Saturday, 7 March 2009
The Inner Life of the Cell
A couple of years ago my sister sent me a video called "The Inner Life of the Cell", which I've never forgotten. I'm not sure what suddenly made it spring to mind today; perhaps the haunting music drifted somehow into my mind. It's about three minutes long, about a white blood cell. Good old Wiki says it has a narrated version here at Harvard; do let me know if you find it. (It is not the clip at the top left!)
During my teacher training I sent this video to a Biology teacher, naively thinking he might like to show it to some of his classes. He conceded it was interesting, then asked me sternly: "Now, what's the problem with it?" The problem was that the pupils "wouldn't understand everything in it" and therefore it was not conducive to achieving the lesson's learning objectives, nor, apparently, to morale.

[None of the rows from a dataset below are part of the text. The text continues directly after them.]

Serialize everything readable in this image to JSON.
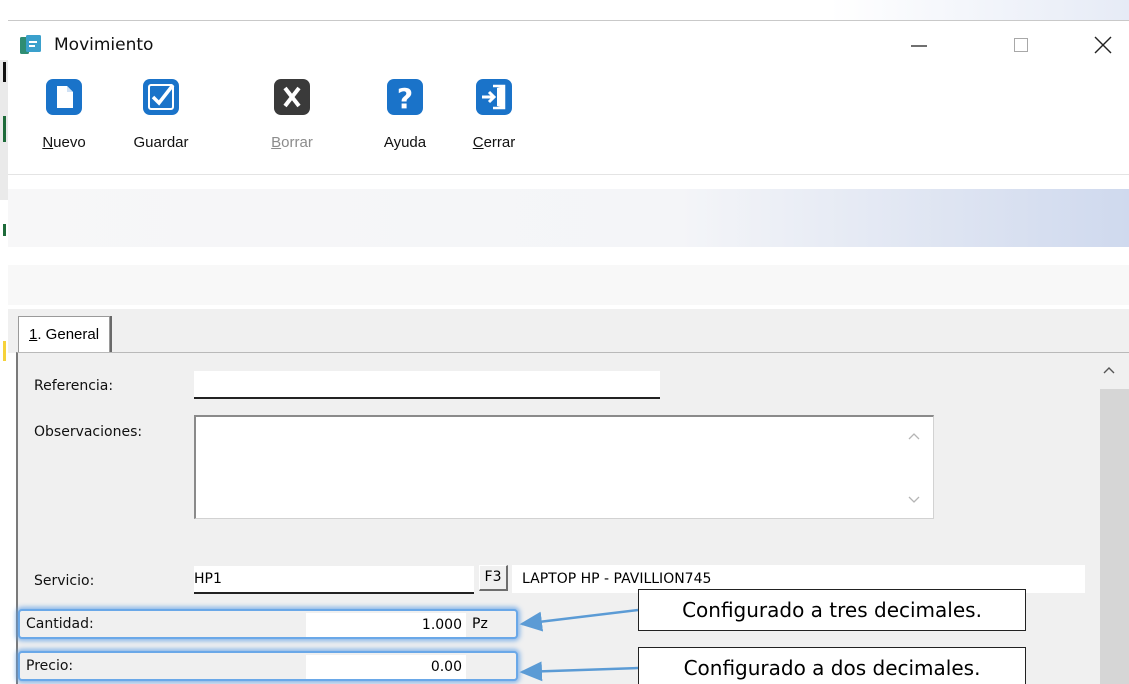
{
  "window": {
    "title": "Movimiento"
  },
  "toolbar": {
    "items": [
      {
        "label_u": "N",
        "label_rest": "uevo",
        "icon": "new-document-icon",
        "enabled": true
      },
      {
        "label_u": "",
        "label_rest": "Guardar",
        "icon": "checkmark-icon",
        "enabled": true
      },
      {
        "label_u": "B",
        "label_rest": "orrar",
        "icon": "delete-x-icon",
        "enabled": false
      },
      {
        "label_u": "",
        "label_rest": "Ayuda",
        "icon": "help-question-icon",
        "enabled": true
      },
      {
        "label_u": "C",
        "label_rest": "errar",
        "icon": "exit-door-icon",
        "enabled": true
      }
    ]
  },
  "tabs": [
    {
      "label_u": "1",
      "label_rest": ". General"
    }
  ],
  "form": {
    "referencia_label": "Referencia:",
    "referencia_value": "",
    "observaciones_label": "Observaciones:",
    "observaciones_value": "",
    "servicio_label": "Servicio:",
    "servicio_value": "HP1",
    "lookup_button": "F3",
    "servicio_desc": "LAPTOP HP - PAVILLION745",
    "cantidad_label": "Cantidad:",
    "cantidad_value": "1.000",
    "cantidad_unit": "Pz",
    "precio_label": "Precio:",
    "precio_value": "0.00"
  },
  "annotations": {
    "cantidad_note": "Configurado a tres decimales.",
    "precio_note": "Configurado a dos decimales."
  },
  "colors": {
    "toolbar_icon_blue": "#1a73c9",
    "toolbar_icon_disabled": "#3a3a3a",
    "highlight_glow": "#6aa8e8",
    "arrow": "#5b9bd5"
  }
}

Get serious. I don't understand it. That is to say, I cannot name most objects or processes appearing. Nor, probably, do most people who have watched it and been as overwhelmed as I have with the beauty of our cells. Granted, it's fun to be able to say, "Those might be proton pumps in the cell membrane!" or "Ooooh, protein synthesis!" or "Enzymes!" (remnants of GCSE and A level biology, never followed up). But why do you have to be able to name everything in a video before you're allowed to watch it? Anyone watching this will still be inspired - and likelier to want to know what's in a cell than before. You don't need to be an expert on physics or know all the constellations to be inspired by looking up at the stars.

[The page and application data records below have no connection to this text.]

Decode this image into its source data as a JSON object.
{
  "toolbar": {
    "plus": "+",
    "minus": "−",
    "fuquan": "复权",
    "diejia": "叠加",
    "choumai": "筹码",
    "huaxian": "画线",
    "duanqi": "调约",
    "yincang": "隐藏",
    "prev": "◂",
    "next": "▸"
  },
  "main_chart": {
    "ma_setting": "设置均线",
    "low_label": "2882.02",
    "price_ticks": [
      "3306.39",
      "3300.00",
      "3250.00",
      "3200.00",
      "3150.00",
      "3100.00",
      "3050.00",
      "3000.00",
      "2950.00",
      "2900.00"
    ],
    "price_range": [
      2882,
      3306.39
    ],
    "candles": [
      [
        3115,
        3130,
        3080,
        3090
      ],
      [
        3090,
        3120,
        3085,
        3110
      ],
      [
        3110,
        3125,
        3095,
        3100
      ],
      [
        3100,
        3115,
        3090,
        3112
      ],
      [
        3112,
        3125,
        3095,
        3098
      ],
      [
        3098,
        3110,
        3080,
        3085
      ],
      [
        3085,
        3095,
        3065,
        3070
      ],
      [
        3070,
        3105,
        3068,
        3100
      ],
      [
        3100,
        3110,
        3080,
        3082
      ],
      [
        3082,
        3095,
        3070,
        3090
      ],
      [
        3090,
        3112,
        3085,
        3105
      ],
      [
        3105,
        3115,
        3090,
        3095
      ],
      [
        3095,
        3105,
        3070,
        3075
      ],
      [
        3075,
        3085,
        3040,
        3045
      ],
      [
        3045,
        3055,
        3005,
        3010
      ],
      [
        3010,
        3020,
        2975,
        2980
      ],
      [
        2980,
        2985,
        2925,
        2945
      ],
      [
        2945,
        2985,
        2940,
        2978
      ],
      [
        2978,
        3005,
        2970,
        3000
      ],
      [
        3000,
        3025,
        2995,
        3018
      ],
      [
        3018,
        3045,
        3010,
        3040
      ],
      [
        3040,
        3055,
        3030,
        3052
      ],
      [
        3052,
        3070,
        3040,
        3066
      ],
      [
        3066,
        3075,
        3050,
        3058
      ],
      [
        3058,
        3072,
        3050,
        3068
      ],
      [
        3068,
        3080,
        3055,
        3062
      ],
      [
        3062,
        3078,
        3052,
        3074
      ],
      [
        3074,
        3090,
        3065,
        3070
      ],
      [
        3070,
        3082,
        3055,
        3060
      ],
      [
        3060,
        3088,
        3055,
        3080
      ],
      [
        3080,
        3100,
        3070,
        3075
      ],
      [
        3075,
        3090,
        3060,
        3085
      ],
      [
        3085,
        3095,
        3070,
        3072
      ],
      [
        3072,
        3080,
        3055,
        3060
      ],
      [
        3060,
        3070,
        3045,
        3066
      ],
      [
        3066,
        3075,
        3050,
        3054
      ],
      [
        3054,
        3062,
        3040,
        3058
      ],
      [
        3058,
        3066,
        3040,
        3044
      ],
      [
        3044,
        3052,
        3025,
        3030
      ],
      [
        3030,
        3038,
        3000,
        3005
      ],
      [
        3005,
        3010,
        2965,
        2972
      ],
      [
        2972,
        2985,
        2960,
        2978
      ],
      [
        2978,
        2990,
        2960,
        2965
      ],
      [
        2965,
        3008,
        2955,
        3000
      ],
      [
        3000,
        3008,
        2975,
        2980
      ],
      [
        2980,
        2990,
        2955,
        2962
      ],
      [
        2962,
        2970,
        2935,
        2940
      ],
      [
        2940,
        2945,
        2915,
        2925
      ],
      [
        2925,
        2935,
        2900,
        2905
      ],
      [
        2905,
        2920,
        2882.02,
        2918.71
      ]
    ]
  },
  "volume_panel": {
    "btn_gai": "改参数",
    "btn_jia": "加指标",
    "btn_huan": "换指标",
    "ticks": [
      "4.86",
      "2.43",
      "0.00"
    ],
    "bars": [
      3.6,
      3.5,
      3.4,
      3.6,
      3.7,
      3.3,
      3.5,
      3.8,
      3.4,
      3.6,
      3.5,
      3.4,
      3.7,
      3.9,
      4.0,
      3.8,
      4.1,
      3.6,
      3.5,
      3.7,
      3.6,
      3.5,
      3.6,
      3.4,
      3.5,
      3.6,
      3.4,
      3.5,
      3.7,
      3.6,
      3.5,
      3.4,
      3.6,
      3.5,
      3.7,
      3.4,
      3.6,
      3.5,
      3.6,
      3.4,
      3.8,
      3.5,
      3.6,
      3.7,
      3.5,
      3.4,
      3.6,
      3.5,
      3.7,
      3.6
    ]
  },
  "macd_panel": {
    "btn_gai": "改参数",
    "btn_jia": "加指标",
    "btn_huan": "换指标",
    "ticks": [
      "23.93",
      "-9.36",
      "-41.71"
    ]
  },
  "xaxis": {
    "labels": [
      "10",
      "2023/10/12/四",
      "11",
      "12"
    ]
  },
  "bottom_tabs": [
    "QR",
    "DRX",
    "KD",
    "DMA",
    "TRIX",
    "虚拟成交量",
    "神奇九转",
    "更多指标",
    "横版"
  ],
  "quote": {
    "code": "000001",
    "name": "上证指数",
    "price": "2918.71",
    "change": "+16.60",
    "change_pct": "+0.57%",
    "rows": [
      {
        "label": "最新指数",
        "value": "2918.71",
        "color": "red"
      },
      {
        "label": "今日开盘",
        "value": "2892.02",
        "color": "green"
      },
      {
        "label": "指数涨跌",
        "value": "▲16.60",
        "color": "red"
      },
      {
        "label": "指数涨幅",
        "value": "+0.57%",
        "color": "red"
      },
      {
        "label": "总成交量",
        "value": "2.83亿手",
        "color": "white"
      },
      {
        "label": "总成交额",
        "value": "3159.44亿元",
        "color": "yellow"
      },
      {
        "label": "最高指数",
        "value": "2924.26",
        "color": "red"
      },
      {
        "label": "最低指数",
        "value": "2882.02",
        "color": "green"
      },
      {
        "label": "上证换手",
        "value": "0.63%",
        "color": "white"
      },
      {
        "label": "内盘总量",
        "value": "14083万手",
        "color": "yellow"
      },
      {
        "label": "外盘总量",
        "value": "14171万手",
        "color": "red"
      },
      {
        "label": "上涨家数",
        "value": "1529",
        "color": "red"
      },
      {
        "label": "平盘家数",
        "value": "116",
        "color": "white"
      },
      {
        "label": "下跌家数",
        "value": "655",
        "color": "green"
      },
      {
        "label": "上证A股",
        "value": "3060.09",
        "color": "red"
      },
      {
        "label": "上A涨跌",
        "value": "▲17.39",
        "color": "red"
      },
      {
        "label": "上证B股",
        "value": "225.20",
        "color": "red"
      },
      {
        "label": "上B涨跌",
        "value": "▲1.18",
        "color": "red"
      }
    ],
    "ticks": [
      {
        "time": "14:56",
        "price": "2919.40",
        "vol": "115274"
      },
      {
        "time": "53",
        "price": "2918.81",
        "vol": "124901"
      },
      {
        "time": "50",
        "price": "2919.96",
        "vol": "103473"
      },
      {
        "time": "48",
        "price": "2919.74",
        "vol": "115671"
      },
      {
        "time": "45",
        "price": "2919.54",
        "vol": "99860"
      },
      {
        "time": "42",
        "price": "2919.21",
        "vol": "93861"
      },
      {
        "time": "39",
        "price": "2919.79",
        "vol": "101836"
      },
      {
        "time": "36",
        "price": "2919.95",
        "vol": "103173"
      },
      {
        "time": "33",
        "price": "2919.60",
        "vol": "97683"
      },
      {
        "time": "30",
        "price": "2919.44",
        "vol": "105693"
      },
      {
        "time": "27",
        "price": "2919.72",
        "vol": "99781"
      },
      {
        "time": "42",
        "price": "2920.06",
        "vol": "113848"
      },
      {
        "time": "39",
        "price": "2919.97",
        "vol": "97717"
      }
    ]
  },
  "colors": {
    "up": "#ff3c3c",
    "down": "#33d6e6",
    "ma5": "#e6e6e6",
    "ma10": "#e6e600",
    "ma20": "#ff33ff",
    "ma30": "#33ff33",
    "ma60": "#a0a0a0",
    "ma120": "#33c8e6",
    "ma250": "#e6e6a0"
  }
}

And if you still need a utilitarian reason to watch it before you're a biology expert, it's something to look ahead to. Why bother to be interested in a subject if you don't know where it's going to lead? If, having completed your learning objectives, you're left with the idea that you know everything now, how can you look forward to tomorrow? Shine a light on the horizon and people will head towards it.

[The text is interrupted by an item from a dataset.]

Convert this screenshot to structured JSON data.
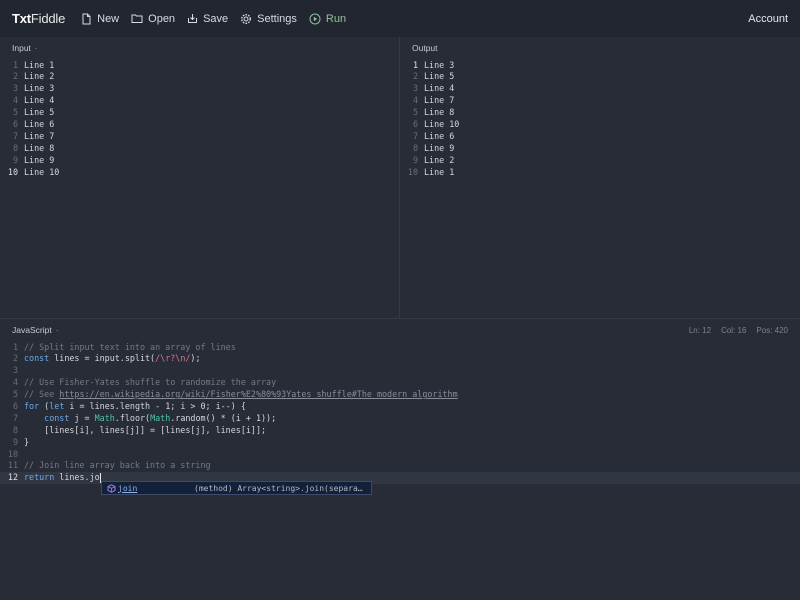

Turn the telescopes towards our galaxies, the microscopes towards our cells. Look ahead, look up, look inwards. Look, and search for understanding. And I shouldn't think that anyone who spends a lifetime looking to understand everything ever will; there's always more to come. Those cells aren't complex to exist in a simple world.